What you should do: Could you copy the records below exactly, keeping none of the images?

(Interface dataset entries)
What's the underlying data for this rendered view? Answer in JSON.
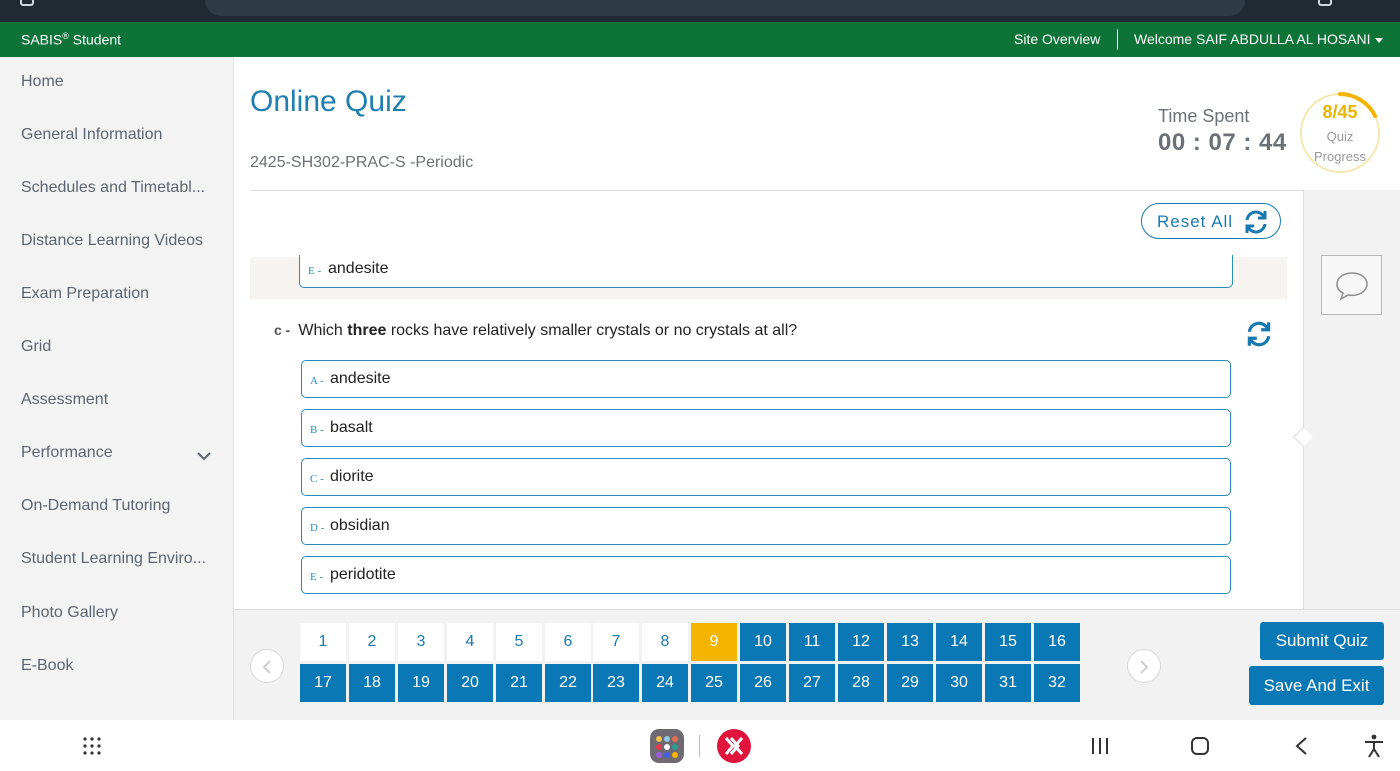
{
  "header": {
    "brand": "SABIS",
    "brand_mark": "®",
    "brand_suffix": " Student",
    "site_overview": "Site Overview",
    "welcome": "Welcome SAIF ABDULLA AL HOSANI"
  },
  "sidebar": {
    "items": [
      {
        "label": "Home"
      },
      {
        "label": "General Information"
      },
      {
        "label": "Schedules and Timetabl..."
      },
      {
        "label": "Distance Learning Videos"
      },
      {
        "label": "Exam Preparation"
      },
      {
        "label": "Grid"
      },
      {
        "label": "Assessment"
      },
      {
        "label": "Performance"
      },
      {
        "label": "On-Demand Tutoring"
      },
      {
        "label": "Student Learning Enviro..."
      },
      {
        "label": "Photo Gallery"
      },
      {
        "label": "E-Book"
      }
    ]
  },
  "quiz": {
    "title": "Online Quiz",
    "code": "2425-SH302-PRAC-S -Periodic",
    "time_label": "Time Spent",
    "time_value": "00 : 07 : 44",
    "progress_value": "8/45",
    "progress_fraction": 0.178,
    "progress_label_1": "Quiz",
    "progress_label_2": "Progress",
    "reset_label": "Reset All",
    "previous_option": {
      "letter": "E -",
      "text": "andesite"
    },
    "question": {
      "label": "c -",
      "text_before": "Which ",
      "text_bold": "three",
      "text_after": " rocks have relatively smaller crystals or no crystals at all?"
    },
    "options": [
      {
        "letter": "A -",
        "text": "andesite"
      },
      {
        "letter": "B -",
        "text": "basalt"
      },
      {
        "letter": "C -",
        "text": "diorite"
      },
      {
        "letter": "D -",
        "text": "obsidian"
      },
      {
        "letter": "E -",
        "text": "peridotite"
      }
    ]
  },
  "navigator": {
    "row1": [
      "1",
      "2",
      "3",
      "4",
      "5",
      "6",
      "7",
      "8",
      "9",
      "10",
      "11",
      "12",
      "13",
      "14",
      "15",
      "16"
    ],
    "row2": [
      "17",
      "18",
      "19",
      "20",
      "21",
      "22",
      "23",
      "24",
      "25",
      "26",
      "27",
      "28",
      "29",
      "30",
      "31",
      "32"
    ],
    "current": "9",
    "unanswered": [
      "1",
      "2",
      "3",
      "4",
      "5",
      "6",
      "7",
      "8"
    ]
  },
  "actions": {
    "submit": "Submit Quiz",
    "save_exit": "Save And Exit"
  },
  "colors": {
    "header_green": "#0d7337",
    "accent_blue": "#0a78b4",
    "current_yellow": "#f5b400",
    "title_blue": "#1f7fb0"
  }
}
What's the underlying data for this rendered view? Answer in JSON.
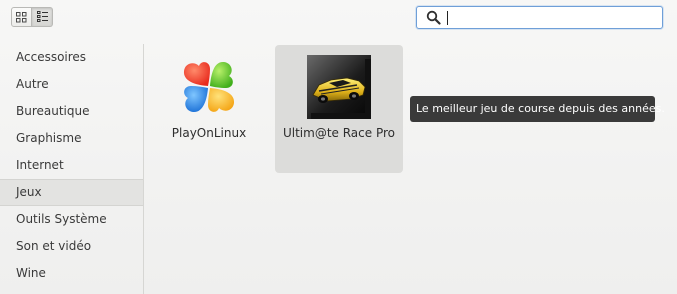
{
  "view_toggle": {
    "grid_icon": "grid-icon",
    "list_icon": "list-icon"
  },
  "search": {
    "value": "",
    "placeholder": "",
    "icon": "search-icon"
  },
  "sidebar": {
    "items": [
      {
        "label": "Accessoires"
      },
      {
        "label": "Autre"
      },
      {
        "label": "Bureautique"
      },
      {
        "label": "Graphisme"
      },
      {
        "label": "Internet"
      },
      {
        "label": "Jeux",
        "selected": true
      },
      {
        "label": "Outils Système"
      },
      {
        "label": "Son et vidéo"
      },
      {
        "label": "Wine"
      }
    ]
  },
  "apps": [
    {
      "label": "PlayOnLinux",
      "icon": "playonlinux-icon"
    },
    {
      "label": "Ultim@te Race Pro",
      "icon": "race-car-icon",
      "hovered": true
    }
  ],
  "tooltip": {
    "text": "Le meilleur jeu de course depuis des années."
  },
  "colors": {
    "tooltip_bg": "#3a3a3a",
    "selected_bg": "#e3e3e1",
    "focus_border": "#6f9fd8"
  }
}
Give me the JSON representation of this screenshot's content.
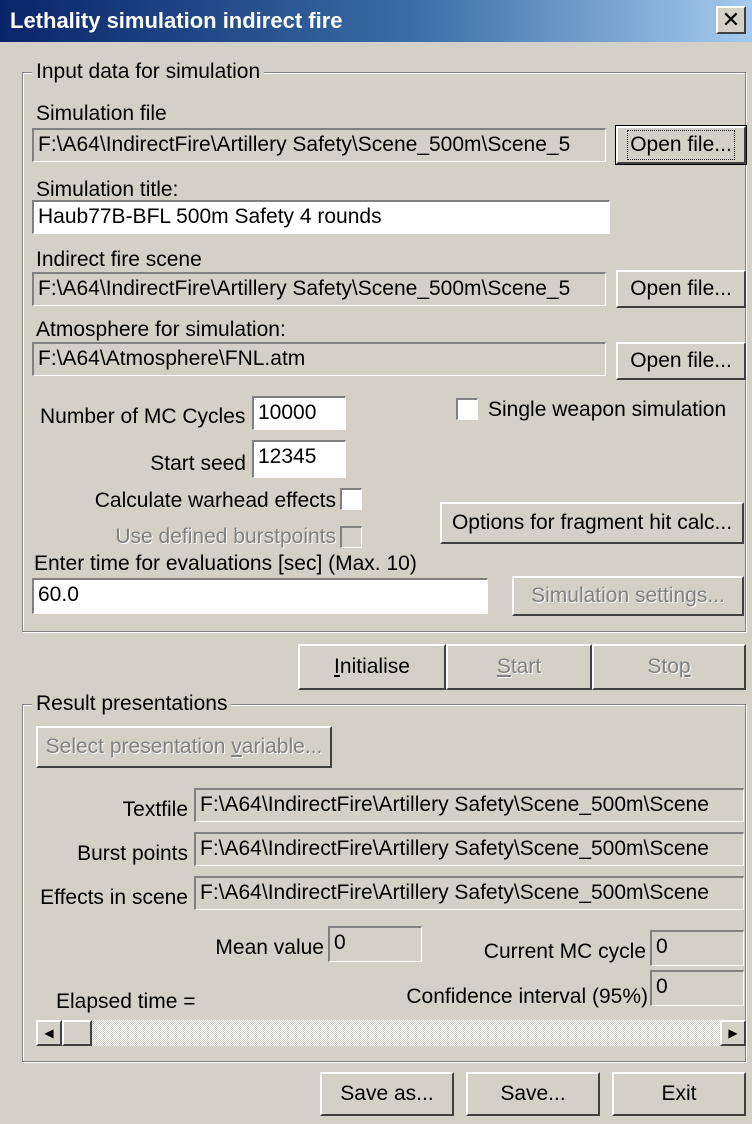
{
  "window": {
    "title": "Lethality simulation indirect fire",
    "close_glyph": "✕"
  },
  "input_group": {
    "legend": "Input data for simulation",
    "simulation_file_label": "Simulation file",
    "simulation_file_value": "F:\\A64\\IndirectFire\\Artillery Safety\\Scene_500m\\Scene_5",
    "open_file_label": "Open file...",
    "simulation_title_label": "Simulation title:",
    "simulation_title_value": "Haub77B-BFL 500m Safety 4 rounds",
    "scene_label": "Indirect fire scene",
    "scene_value": "F:\\A64\\IndirectFire\\Artillery Safety\\Scene_500m\\Scene_5",
    "atmosphere_label": "Atmosphere for simulation:",
    "atmosphere_value": "F:\\A64\\Atmosphere\\FNL.atm",
    "mc_cycles_label": "Number of MC Cycles",
    "mc_cycles_value": "10000",
    "start_seed_label": "Start seed",
    "start_seed_value": "12345",
    "single_weapon_label": "Single weapon simulation",
    "calc_warhead_label": "Calculate warhead effects",
    "use_burstpoints_label": "Use defined burstpoints",
    "fragment_hit_button": "Options for fragment hit calc...",
    "eval_time_label": "Enter time for evaluations [sec] (Max. 10)",
    "eval_time_value": "60.0",
    "sim_settings_button": "Simulation settings..."
  },
  "run_buttons": {
    "initialise": "Initialise",
    "start": "Start",
    "stop": "Stop"
  },
  "results_group": {
    "legend": "Result presentations",
    "select_variable_button": "Select presentation variable...",
    "textfile_label": "Textfile",
    "textfile_value": "F:\\A64\\IndirectFire\\Artillery Safety\\Scene_500m\\Scene",
    "burst_points_label": "Burst points",
    "burst_points_value": "F:\\A64\\IndirectFire\\Artillery Safety\\Scene_500m\\Scene",
    "effects_label": "Effects in scene",
    "effects_value": "F:\\A64\\IndirectFire\\Artillery Safety\\Scene_500m\\Scene",
    "mean_value_label": "Mean value",
    "mean_value": "0",
    "current_mc_label": "Current MC cycle",
    "current_mc_value": "0",
    "confidence_label": "Confidence interval (95%)",
    "confidence_value": "0",
    "elapsed_label": "Elapsed time ="
  },
  "footer_buttons": {
    "save_as": "Save as...",
    "save": "Save...",
    "exit": "Exit"
  }
}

Exercise solution:
What's the underlying data for this rendered view? Answer in JSON.
{
  "header": {
    "brand": "SABIS",
    "brand_mark": "®",
    "brand_suffix": " Student",
    "site_overview": "Site Overview",
    "welcome": "Welcome SAIF ABDULLA AL HOSANI"
  },
  "sidebar": {
    "items": [
      {
        "label": "Home"
      },
      {
        "label": "General Information"
      },
      {
        "label": "Schedules and Timetabl..."
      },
      {
        "label": "Distance Learning Videos"
      },
      {
        "label": "Exam Preparation"
      },
      {
        "label": "Grid"
      },
      {
        "label": "Assessment"
      },
      {
        "label": "Performance"
      },
      {
        "label": "On-Demand Tutoring"
      },
      {
        "label": "Student Learning Enviro..."
      },
      {
        "label": "Photo Gallery"
      },
      {
        "label": "E-Book"
      }
    ]
  },
  "quiz": {
    "title": "Online Quiz",
    "code": "2425-SH302-PRAC-S -Periodic",
    "time_label": "Time Spent",
    "time_value": "00 : 07 : 44",
    "progress_value": "8/45",
    "progress_fraction": 0.178,
    "progress_label_1": "Quiz",
    "progress_label_2": "Progress",
    "reset_label": "Reset All",
    "previous_option": {
      "letter": "E -",
      "text": "andesite"
    },
    "question": {
      "label": "c -",
      "text_before": "Which ",
      "text_bold": "three",
      "text_after": " rocks have relatively smaller crystals or no crystals at all?"
    },
    "options": [
      {
        "letter": "A -",
        "text": "andesite"
      },
      {
        "letter": "B -",
        "text": "basalt"
      },
      {
        "letter": "C -",
        "text": "diorite"
      },
      {
        "letter": "D -",
        "text": "obsidian"
      },
      {
        "letter": "E -",
        "text": "peridotite"
      }
    ]
  },
  "navigator": {
    "row1": [
      "1",
      "2",
      "3",
      "4",
      "5",
      "6",
      "7",
      "8",
      "9",
      "10",
      "11",
      "12",
      "13",
      "14",
      "15",
      "16"
    ],
    "row2": [
      "17",
      "18",
      "19",
      "20",
      "21",
      "22",
      "23",
      "24",
      "25",
      "26",
      "27",
      "28",
      "29",
      "30",
      "31",
      "32"
    ],
    "current": "9",
    "unanswered": [
      "1",
      "2",
      "3",
      "4",
      "5",
      "6",
      "7",
      "8"
    ]
  },
  "actions": {
    "submit": "Submit Quiz",
    "save_exit": "Save And Exit"
  },
  "colors": {
    "header_green": "#0d7337",
    "accent_blue": "#0a78b4",
    "current_yellow": "#f5b400",
    "title_blue": "#1f7fb0"
  }
}
What's the underlying data for this rendered view? Answer in JSON.
{
  "view_toggle": {
    "grid_icon": "grid-icon",
    "list_icon": "list-icon"
  },
  "search": {
    "value": "",
    "placeholder": "",
    "icon": "search-icon"
  },
  "sidebar": {
    "items": [
      {
        "label": "Accessoires"
      },
      {
        "label": "Autre"
      },
      {
        "label": "Bureautique"
      },
      {
        "label": "Graphisme"
      },
      {
        "label": "Internet"
      },
      {
        "label": "Jeux",
        "selected": true
      },
      {
        "label": "Outils Système"
      },
      {
        "label": "Son et vidéo"
      },
      {
        "label": "Wine"
      }
    ]
  },
  "apps": [
    {
      "label": "PlayOnLinux",
      "icon": "playonlinux-icon"
    },
    {
      "label": "Ultim@te Race Pro",
      "icon": "race-car-icon",
      "hovered": true
    }
  ],
  "tooltip": {
    "text": "Le meilleur jeu de course depuis des années."
  },
  "colors": {
    "tooltip_bg": "#3a3a3a",
    "selected_bg": "#e3e3e1",
    "focus_border": "#6f9fd8"
  }
}
Give me the JSON representation of this screenshot's content.
{
  "window": {
    "title": "Lethality simulation indirect fire",
    "close_glyph": "✕"
  },
  "input_group": {
    "legend": "Input data for simulation",
    "simulation_file_label": "Simulation file",
    "simulation_file_value": "F:\\A64\\IndirectFire\\Artillery Safety\\Scene_500m\\Scene_5",
    "open_file_label": "Open file...",
    "simulation_title_label": "Simulation title:",
    "simulation_title_value": "Haub77B-BFL 500m Safety 4 rounds",
    "scene_label": "Indirect fire scene",
    "scene_value": "F:\\A64\\IndirectFire\\Artillery Safety\\Scene_500m\\Scene_5",
    "atmosphere_label": "Atmosphere for simulation:",
    "atmosphere_value": "F:\\A64\\Atmosphere\\FNL.atm",
    "mc_cycles_label": "Number of MC Cycles",
    "mc_cycles_value": "10000",
    "start_seed_label": "Start seed",
    "start_seed_value": "12345",
    "single_weapon_label": "Single weapon simulation",
    "calc_warhead_label": "Calculate warhead effects",
    "use_burstpoints_label": "Use defined burstpoints",
    "fragment_hit_button": "Options for fragment hit calc...",
    "eval_time_label": "Enter time for evaluations [sec] (Max. 10)",
    "eval_time_value": "60.0",
    "sim_settings_button": "Simulation settings..."
  },
  "run_buttons": {
    "initialise": "Initialise",
    "start": "Start",
    "stop": "Stop"
  },
  "results_group": {
    "legend": "Result presentations",
    "select_variable_button": "Select presentation variable...",
    "textfile_label": "Textfile",
    "textfile_value": "F:\\A64\\IndirectFire\\Artillery Safety\\Scene_500m\\Scene",
    "burst_points_label": "Burst points",
    "burst_points_value": "F:\\A64\\IndirectFire\\Artillery Safety\\Scene_500m\\Scene",
    "effects_label": "Effects in scene",
    "effects_value": "F:\\A64\\IndirectFire\\Artillery Safety\\Scene_500m\\Scene",
    "mean_value_label": "Mean value",
    "mean_value": "0",
    "current_mc_label": "Current MC cycle",
    "current_mc_value": "0",
    "confidence_label": "Confidence interval (95%)",
    "confidence_value": "0",
    "elapsed_label": "Elapsed time ="
  },
  "footer_buttons": {
    "save_as": "Save as...",
    "save": "Save...",
    "exit": "Exit"
  }
}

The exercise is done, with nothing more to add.